#### REQUIRED ACTION
Repeat each entry in full, exactly.

(GIVEN ENTRIES)

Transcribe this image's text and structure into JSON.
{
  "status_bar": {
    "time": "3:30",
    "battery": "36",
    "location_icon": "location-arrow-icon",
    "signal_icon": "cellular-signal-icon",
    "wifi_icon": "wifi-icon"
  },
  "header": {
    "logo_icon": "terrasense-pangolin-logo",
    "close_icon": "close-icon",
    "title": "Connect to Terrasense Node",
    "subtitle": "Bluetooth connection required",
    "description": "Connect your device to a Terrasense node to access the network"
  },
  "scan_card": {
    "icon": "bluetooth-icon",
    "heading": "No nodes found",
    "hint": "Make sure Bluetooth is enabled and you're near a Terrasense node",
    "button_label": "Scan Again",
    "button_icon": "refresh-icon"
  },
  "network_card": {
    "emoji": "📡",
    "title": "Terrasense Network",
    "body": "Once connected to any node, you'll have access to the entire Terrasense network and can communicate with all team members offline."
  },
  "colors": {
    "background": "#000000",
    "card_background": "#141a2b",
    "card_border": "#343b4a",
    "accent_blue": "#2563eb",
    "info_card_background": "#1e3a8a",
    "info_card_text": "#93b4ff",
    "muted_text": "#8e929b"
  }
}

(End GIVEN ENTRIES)

#### ANSWER SPACE
Transcribe this image's text and structure into JSON.
{
  "status_bar": {
    "time": "3:30",
    "battery": "36",
    "location_icon": "location-arrow-icon",
    "signal_icon": "cellular-signal-icon",
    "wifi_icon": "wifi-icon"
  },
  "header": {
    "logo_icon": "terrasense-pangolin-logo",
    "close_icon": "close-icon",
    "title": "Connect to Terrasense Node",
    "subtitle": "Bluetooth connection required",
    "description": "Connect your device to a Terrasense node to access the network"
  },
  "scan_card": {
    "icon": "bluetooth-icon",
    "heading": "No nodes found",
    "hint": "Make sure Bluetooth is enabled and you're near a Terrasense node",
    "button_label": "Scan Again",
    "button_icon": "refresh-icon"
  },
  "network_card": {
    "emoji": "📡",
    "title": "Terrasense Network",
    "body": "Once connected to any node, you'll have access to the entire Terrasense network and can communicate with all team members offline."
  },
  "colors": {
    "background": "#000000",
    "card_background": "#141a2b",
    "card_border": "#343b4a",
    "accent_blue": "#2563eb",
    "info_card_background": "#1e3a8a",
    "info_card_text": "#93b4ff",
    "muted_text": "#8e929b"
  }
}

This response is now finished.